The logo usually appears in blue or black on a dark yellow or white background. Since its introduction, NS livery has also had this same distinct dark yellow or white colour. The logo is a widened letter 'N' and a sideways (reversed) 'S'-shape. The two arrows in the logo represent the train's movement, and the two lines in the middle represent the track.
In dealing with the general public, these distinctions are not made and the terms Nederlandse Spoorwegen and NS are used.
NS has contracts with Connexxion and BBA, now Veolia Transport for the provision of bus services to replace train services in the case of planned and unplanned cancellations.
On 23 July 2010 NS sold Strukton to the construction company Oranjewoud N.V.. This concluded a long history of planning, designing and executing track development done by the NS.
There is a delay refund scheme entitling passengers to a partial or full refund of the ticket price if a journey is delayed by half an hour or more. The scheme does not apply on short-distance journeys (tickets less than €2.30) and cases in which the delay is the result of planned cancellations that were announced some days in advance. Refunds are, in general, half the ticket price of a one-way trip after a delay of over 30 minutes, and the full ticket price after a delay of one hour or more. That applies to nearly all kinds of tickets.
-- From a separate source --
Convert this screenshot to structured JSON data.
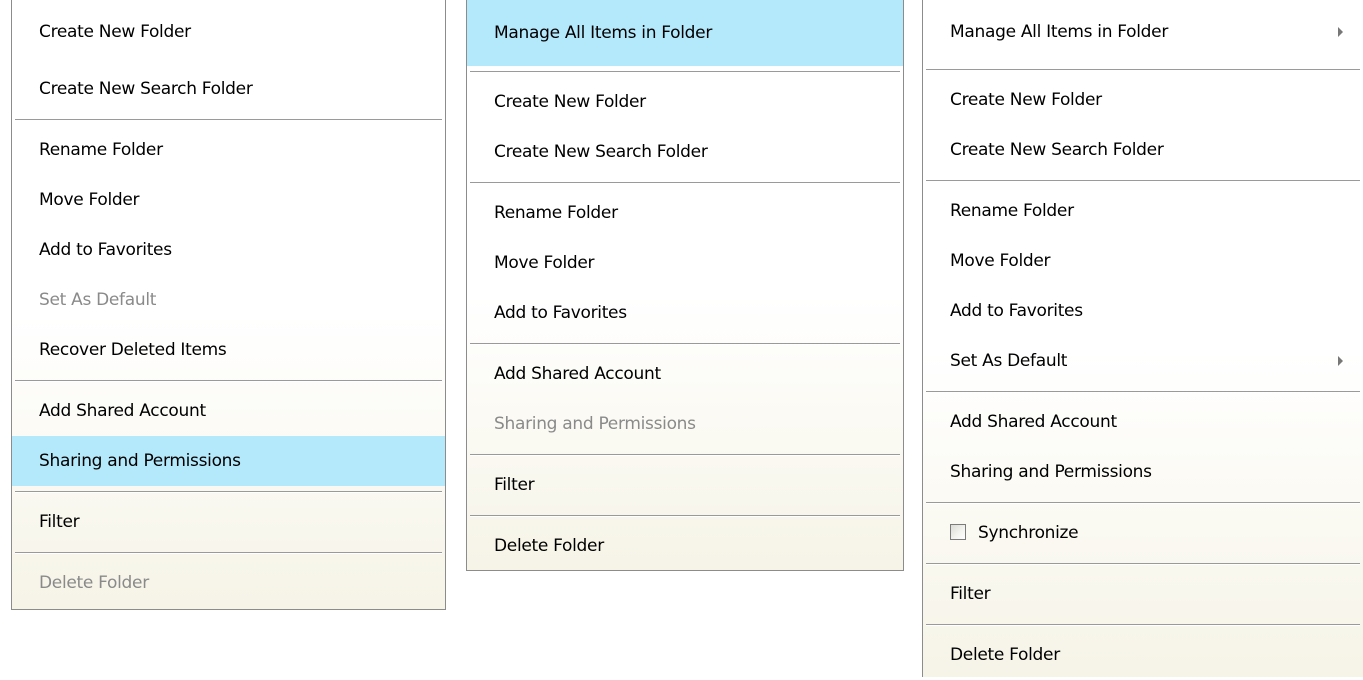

The refund is not considered monetary compensation for lost time but rather as a reduction in charges where poor service has been provided. The system has been improved for holders of some rail passes. Part of the cost of the scheme is paid by ProRail, since they are responsible for part of the delays.
Tobacco smoking is prohibited both on trains and in stations. Smoking on trains has been prohibited since 2004, with smoking in stations permitted in designated smoking zones, until this too was disallowed in October 2020. 
Since June 2003, the sale of coffee, soft drinks, beer, sandwiches, candy, etc., has ceased aboard domestic trains. The increasing number of Servex convenience stores at railway stations and the relatively short duration of most train journeys in the Netherlands have lowered the demand for on-train services. In 2005, a much reduced in-train service of drinks and small snacks has been reintroduced on longer journeys. Now, the RailTender service primarily operates in the intercity trains on the trajectory between Utrecht and Zwolle/Eindhoven, Zwolle and Almere, 's-Hertogenbosch and Nijmegen, Apeldoorn and Amersfoort, Rotterdam and Breda/Roosendaal/Antwerp.
Conductors have a smartphone with a timetable, fares information, and a separate card reader to read the OV-chipkaart. Train drivers use a tablet with an app called "TimTim" to save energy and keep up with the timetable. The train driver can also see other trains that are in front or behind his train.
In 2018, NS saw its number of passengers increase by nearly 3 percent. On average, 1.3 million people took the train on a weekday, 100.000 more than in 2016 and the over 250 NS train stations are becoming increasingly crowded.
The top 15 busiest train stations in the Netherlands by travelers (NS only) per working day in 2019:
|Daily travelers 2019
|Den Haag Centraal
Also see List of busiest railway stations in The Netherlands